Documentation, documentation, documentation

Writing reports accounts for quite a lot of my working time. There are condition reports, treatment recommendations, loan reports, treatment reports. I’m never far from my notebook when I’m working.

 

These reports aren’t just box-ticking (although sometimes box-ticking is exactly what’s involved) but are important records of the works at a particular time. Sometimes it’s obvious what purpose a report will serve. When a work goes out on loan for an exhibition, whether that’s between galleries or to a gallery from a private collection, we need to make a note of its condition before it travels and see how it looks when it gets there.

Other reports I write are often for the interest or information of some unknown person at an unspecified time in the future. Sometimes it can feel a bit futile, as if nobody will be interested, but actually I’m always grateful to see a previous report for a painting I’m looking at. It’s reassuring when you find that nothing much has changed, or it can narrow down a time period during which a change has occurred; it can save you time if the previous conservator has recorded something that will influence your treatment proposal.

Something I hadn’t previously considered is that there is the possibility that something I record could be more significant than I understand at the time. Recently in the news there was a story of a painting being identified as Nazi loot thanks to the detailed condition report of a museum employee during the occupation of France who recorded the presence of a small hole in the canvas. This, along with the present day conservators who have looked carefully and recorded what they’ve found and compared it to these old reports, should lead to the painting being reunited with the family that it was stolen from.
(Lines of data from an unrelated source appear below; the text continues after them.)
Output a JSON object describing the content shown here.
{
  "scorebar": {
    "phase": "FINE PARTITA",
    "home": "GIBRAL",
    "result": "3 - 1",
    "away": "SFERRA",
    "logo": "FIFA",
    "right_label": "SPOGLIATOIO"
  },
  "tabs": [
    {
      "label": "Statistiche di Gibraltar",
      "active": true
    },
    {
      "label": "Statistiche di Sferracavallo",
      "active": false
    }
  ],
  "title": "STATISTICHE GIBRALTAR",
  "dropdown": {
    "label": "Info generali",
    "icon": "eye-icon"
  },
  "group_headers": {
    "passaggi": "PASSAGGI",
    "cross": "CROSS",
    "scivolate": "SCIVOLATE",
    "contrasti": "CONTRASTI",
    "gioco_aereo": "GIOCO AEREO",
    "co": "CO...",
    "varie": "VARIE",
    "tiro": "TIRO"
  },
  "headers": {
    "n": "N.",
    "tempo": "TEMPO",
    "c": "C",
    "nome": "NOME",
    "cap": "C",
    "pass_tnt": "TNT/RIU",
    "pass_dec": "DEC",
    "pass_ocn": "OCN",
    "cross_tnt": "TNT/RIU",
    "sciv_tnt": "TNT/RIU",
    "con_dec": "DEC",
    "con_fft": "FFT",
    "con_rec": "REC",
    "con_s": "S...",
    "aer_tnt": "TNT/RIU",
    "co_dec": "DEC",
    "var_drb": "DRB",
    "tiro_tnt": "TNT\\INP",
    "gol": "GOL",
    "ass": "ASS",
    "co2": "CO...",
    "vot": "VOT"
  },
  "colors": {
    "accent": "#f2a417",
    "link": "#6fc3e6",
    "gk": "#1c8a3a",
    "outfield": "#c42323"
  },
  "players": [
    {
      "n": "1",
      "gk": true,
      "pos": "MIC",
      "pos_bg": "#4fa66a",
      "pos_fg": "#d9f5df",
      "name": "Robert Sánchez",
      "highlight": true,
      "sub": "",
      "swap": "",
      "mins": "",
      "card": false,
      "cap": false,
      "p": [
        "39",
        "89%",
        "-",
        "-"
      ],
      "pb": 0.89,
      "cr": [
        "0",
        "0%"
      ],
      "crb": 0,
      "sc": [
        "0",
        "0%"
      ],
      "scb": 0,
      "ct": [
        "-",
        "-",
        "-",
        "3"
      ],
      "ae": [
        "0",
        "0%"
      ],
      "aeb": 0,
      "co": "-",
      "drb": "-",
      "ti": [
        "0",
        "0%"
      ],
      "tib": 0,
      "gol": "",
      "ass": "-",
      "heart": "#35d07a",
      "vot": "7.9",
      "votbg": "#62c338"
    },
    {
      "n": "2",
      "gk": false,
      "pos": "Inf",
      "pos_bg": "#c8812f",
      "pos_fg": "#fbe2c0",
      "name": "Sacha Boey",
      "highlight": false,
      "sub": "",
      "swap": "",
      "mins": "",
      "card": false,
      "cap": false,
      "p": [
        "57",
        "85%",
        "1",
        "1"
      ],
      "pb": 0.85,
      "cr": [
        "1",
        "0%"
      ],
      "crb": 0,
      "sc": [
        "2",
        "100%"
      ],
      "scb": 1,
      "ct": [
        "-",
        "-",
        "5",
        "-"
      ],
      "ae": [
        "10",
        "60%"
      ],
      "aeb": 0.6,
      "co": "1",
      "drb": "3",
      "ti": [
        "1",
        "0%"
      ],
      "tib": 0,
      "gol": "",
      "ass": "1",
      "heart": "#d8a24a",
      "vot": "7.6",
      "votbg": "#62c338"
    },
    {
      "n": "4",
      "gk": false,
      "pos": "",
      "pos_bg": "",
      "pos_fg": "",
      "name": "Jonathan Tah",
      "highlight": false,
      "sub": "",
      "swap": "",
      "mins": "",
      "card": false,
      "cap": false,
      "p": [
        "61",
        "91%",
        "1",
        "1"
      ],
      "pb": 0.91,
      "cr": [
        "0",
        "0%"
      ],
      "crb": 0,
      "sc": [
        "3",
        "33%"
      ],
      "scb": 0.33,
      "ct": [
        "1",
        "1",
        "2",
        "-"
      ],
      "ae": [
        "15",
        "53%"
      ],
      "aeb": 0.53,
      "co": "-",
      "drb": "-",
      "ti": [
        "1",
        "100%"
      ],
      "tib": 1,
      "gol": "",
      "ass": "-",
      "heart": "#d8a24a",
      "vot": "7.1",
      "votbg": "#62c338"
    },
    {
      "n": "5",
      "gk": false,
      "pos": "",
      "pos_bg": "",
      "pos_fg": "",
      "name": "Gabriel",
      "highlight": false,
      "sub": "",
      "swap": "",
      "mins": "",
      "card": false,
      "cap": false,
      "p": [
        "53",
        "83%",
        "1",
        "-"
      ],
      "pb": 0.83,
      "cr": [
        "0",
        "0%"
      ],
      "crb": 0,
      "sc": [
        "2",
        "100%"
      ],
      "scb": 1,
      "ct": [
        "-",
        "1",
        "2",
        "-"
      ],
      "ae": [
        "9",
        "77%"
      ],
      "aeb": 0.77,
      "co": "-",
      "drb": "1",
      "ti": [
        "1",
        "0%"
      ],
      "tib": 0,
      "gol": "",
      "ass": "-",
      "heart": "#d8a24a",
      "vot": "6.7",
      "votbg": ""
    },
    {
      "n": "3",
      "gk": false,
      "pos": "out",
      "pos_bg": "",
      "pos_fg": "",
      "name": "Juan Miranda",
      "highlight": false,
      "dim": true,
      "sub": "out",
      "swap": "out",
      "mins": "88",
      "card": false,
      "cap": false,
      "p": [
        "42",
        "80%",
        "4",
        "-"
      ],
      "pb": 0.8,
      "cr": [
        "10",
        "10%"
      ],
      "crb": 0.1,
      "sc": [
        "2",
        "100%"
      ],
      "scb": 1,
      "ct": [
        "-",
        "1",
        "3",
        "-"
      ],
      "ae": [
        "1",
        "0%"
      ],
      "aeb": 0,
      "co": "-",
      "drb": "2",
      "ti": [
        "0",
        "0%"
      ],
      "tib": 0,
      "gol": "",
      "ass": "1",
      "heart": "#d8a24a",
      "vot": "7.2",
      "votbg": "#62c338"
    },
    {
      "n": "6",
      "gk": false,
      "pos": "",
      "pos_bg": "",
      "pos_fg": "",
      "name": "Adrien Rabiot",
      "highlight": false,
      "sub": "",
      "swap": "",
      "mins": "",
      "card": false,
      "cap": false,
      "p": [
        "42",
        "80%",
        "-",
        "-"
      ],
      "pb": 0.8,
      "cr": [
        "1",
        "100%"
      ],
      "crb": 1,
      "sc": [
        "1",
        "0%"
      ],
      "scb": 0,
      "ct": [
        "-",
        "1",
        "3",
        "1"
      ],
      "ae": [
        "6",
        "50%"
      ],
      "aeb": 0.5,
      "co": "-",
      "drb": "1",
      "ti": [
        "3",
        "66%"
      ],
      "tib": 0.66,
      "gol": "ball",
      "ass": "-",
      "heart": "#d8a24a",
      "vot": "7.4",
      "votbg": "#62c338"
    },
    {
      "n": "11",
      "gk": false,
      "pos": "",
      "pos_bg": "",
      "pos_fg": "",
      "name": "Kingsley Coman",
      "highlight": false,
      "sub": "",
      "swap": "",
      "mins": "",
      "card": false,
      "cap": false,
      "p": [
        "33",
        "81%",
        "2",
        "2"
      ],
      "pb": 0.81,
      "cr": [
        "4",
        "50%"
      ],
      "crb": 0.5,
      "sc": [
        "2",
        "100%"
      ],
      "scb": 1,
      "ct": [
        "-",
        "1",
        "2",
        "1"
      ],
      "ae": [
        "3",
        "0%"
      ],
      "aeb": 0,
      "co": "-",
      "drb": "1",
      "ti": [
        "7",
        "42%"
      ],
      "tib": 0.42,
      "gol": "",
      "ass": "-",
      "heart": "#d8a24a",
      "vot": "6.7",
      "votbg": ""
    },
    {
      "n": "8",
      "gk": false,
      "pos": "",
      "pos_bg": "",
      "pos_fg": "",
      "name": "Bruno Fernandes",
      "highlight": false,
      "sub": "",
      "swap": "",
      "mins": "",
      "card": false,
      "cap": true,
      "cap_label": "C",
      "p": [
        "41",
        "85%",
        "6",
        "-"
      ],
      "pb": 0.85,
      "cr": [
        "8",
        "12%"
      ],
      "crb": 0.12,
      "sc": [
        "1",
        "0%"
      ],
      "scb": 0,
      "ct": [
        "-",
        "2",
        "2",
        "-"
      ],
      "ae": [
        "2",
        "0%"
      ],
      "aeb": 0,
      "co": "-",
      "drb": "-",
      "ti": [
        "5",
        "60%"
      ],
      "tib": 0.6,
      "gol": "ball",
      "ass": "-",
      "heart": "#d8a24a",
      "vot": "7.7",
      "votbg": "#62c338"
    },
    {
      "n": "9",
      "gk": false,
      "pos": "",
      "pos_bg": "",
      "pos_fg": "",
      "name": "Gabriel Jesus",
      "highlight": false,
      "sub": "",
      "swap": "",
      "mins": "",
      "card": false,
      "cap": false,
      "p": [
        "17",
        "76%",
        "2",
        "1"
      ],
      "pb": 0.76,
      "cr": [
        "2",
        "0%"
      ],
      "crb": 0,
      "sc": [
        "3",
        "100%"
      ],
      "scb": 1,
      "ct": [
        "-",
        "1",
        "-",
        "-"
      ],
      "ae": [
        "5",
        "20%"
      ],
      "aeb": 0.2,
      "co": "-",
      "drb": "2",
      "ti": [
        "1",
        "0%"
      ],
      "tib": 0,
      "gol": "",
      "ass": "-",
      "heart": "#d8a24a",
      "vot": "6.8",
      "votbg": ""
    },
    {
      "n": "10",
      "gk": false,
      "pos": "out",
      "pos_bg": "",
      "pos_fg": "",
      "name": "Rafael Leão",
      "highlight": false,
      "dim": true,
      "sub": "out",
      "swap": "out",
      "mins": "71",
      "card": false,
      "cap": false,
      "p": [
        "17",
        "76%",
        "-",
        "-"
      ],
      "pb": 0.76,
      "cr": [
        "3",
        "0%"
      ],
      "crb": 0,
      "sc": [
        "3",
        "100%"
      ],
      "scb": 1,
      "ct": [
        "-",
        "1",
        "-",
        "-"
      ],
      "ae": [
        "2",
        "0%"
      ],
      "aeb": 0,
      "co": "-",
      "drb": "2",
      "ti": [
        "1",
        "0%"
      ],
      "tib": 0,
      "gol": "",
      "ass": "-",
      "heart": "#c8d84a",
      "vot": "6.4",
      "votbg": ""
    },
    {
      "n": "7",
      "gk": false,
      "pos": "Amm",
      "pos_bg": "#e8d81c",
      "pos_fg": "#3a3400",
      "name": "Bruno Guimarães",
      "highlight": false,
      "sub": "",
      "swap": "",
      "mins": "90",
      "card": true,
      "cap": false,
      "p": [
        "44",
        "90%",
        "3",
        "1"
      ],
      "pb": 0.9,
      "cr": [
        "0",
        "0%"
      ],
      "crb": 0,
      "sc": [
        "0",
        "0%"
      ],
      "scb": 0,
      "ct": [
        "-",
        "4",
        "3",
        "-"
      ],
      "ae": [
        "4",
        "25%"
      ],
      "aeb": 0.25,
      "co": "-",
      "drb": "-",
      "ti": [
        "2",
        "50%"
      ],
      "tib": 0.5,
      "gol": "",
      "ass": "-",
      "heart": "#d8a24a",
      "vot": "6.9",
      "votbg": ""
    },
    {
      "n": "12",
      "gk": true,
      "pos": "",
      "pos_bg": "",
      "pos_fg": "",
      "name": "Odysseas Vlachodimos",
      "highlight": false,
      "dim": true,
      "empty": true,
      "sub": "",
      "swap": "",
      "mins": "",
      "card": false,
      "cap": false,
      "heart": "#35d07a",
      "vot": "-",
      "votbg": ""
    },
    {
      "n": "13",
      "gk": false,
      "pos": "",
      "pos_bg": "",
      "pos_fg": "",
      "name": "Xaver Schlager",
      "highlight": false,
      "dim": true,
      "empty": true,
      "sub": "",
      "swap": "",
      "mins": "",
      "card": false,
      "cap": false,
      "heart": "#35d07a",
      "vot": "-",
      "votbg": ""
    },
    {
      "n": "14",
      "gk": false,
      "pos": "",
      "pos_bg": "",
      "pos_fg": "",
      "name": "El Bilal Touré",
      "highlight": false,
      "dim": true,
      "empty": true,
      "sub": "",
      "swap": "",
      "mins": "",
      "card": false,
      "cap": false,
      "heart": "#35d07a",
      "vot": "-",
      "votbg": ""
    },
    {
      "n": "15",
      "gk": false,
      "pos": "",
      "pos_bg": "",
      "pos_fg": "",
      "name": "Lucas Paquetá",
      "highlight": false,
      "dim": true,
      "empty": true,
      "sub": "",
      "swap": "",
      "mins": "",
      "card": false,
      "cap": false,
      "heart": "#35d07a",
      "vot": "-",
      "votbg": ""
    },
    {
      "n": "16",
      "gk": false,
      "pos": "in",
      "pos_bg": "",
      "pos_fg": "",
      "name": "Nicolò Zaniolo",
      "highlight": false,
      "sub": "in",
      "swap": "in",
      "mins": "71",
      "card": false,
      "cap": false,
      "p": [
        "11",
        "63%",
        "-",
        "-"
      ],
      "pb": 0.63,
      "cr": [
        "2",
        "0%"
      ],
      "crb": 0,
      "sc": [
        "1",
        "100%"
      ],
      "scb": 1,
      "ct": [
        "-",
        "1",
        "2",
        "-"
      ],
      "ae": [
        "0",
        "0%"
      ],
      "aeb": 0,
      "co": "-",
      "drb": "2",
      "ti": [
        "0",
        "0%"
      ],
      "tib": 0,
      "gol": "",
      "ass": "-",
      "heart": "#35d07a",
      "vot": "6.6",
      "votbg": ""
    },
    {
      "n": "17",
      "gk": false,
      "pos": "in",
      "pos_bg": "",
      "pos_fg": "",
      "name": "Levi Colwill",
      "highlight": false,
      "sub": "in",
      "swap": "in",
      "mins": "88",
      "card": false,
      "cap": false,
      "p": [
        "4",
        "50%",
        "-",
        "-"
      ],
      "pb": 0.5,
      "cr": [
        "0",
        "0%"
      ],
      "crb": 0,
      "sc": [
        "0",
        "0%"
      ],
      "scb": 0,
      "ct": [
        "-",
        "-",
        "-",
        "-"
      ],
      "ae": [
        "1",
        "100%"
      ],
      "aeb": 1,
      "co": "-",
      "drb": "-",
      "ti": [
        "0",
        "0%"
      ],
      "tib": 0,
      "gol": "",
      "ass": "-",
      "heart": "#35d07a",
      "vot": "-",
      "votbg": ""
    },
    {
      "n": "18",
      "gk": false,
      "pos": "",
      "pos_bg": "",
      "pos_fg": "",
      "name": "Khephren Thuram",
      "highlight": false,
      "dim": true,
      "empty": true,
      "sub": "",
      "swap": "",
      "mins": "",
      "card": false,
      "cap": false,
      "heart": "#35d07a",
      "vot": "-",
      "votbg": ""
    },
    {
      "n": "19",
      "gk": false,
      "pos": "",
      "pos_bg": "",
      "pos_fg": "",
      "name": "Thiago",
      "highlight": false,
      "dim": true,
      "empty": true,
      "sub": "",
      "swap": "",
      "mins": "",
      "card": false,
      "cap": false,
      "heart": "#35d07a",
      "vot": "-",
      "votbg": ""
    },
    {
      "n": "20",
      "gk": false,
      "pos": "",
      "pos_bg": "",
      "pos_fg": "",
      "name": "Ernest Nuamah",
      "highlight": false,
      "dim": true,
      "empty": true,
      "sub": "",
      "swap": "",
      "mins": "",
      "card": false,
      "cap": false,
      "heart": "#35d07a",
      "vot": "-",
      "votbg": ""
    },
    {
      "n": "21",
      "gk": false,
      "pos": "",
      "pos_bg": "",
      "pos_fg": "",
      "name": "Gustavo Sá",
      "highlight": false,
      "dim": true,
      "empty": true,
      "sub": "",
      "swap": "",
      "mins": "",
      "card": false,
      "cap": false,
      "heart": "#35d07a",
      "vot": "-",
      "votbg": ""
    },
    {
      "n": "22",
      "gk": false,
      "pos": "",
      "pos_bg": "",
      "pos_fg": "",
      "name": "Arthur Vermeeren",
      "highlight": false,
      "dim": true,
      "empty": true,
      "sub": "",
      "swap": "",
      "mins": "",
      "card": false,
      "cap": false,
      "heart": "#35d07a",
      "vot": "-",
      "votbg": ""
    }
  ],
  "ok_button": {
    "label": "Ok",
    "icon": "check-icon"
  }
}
Whilst I expect that most of the reports I write will be merely of interest in the future, the potential for my observations to be of greater significance will keep me motivated as I sit down to write the next batch.